BOSTON — Massachusetts officials on Thursday approved 20 medical marijuana dispensary licenses in 19 communities, and invited eight additional applicants to reapply for other locations.
Karen van Unen, director of the state’s medical marijuana program, joined WBUR’s All Things Considered host Sacha Pfeiffer to explain how the licenses were awarded.
She said that how evenly the dispensaries would be spread around the state was factored into the selection process.
Karen van Unen: The geographical distribution was absolutely key, but just as important was that we wanted everybody in Massachusetts, every patient in Massachusetts, to have access to high-quality services, and we weren’t prepared to settle for applications or corporations and companies that we did not believe would be able to meet the needs of the community and the patients. And the selection committee picked 28 applications that we firmly believe will be able to provide the services in a high-quality, safe and efficient manner to the patients in the locations. The balance of the 100 are not selected at this time to have a provisional license.
Sacha Pfeiffer: Do you assume that eventually you will award all of the 35 that you have the ability to award?
What we’re focused on right now is getting the 20 up and running now that we know who they are. The other focus is on getting the four counties who do not have a recommended dispensary — get them set up. And then we are going to focus on operationalizing the program so that we can better understand what the needs are and the demand.
Some of the applicants were from states that already have medical marijuana dispensaries, like California and Colorado. Did they end up having an advantage because they already have experience in this area?
We were asking applicants to respond to items that we believe would make them successful, and certainly management experience was one of them. Having a location was one of them. Their security plans was another one. Their financial capacities, their operating plans, their business plans are all elements that we looked at in the context of geographic equity, access for patients, and support of local community. And based on all those elements, the selection committee made recommendations to myself.
For people who will want to buy medical marijuana from these dispensaries, where does the process stand in terms of registering with the state or whatever else will be required?
That’s a key piece. And, especially moving forward as we roll out the program, we will be launching the web-based registration and certification system where physicians need to register so they can certify a patient. Patients who are certified need to register, and then the dispensaries will be able to see if a patient is registered and thus have a certification so they can dispense. And that tool, that registration system, is going to be key as we move forward in informing the business direction and supply and demand.
And when is the soonest you expect one of the licensed dispensaries to open?

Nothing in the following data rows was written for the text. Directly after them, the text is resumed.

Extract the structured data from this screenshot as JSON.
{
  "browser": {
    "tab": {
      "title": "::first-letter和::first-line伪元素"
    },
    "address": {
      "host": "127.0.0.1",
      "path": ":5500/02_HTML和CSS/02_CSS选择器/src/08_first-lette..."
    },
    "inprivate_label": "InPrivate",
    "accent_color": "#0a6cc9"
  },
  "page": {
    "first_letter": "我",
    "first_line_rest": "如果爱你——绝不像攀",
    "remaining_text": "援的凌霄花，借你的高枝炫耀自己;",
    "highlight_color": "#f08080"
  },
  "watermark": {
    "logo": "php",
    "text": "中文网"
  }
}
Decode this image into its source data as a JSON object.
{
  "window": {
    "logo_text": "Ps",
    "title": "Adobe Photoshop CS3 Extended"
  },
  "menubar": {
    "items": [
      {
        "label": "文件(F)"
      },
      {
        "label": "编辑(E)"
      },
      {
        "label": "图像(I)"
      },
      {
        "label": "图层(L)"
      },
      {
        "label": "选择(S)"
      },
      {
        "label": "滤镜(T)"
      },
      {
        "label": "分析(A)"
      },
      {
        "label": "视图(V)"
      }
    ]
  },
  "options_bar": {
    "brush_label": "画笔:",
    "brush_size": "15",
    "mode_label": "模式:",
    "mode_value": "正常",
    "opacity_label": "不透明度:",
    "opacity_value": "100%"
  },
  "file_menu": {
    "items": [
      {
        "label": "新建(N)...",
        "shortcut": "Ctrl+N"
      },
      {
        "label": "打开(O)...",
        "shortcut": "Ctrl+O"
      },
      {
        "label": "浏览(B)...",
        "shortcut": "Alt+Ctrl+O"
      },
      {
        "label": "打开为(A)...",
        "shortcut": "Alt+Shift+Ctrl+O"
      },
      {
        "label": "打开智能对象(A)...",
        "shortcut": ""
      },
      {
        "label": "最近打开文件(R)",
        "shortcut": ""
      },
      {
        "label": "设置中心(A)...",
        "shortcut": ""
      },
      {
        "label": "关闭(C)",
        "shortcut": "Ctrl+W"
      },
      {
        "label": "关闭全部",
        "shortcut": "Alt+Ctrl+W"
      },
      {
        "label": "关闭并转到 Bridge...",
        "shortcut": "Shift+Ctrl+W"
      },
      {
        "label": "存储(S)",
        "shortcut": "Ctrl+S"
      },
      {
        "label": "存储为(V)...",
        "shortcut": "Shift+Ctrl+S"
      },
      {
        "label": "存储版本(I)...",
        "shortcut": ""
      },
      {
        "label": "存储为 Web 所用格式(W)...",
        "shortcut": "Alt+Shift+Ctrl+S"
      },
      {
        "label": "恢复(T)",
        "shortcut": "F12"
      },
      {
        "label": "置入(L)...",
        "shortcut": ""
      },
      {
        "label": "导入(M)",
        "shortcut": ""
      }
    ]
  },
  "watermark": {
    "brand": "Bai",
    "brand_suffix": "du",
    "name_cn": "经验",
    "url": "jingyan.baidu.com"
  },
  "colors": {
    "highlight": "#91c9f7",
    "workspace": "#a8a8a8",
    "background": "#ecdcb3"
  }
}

That was a key question as part of the application process, and most of the applicants responded that they are looking to open come summer. So we envision that in the summer we’ll have some of the dispensaries, some of the 20, at least, be able to open up. And, in fact, even the 8 applicants that will be submitting updated materials, we’re hoping to make a decision on those early June.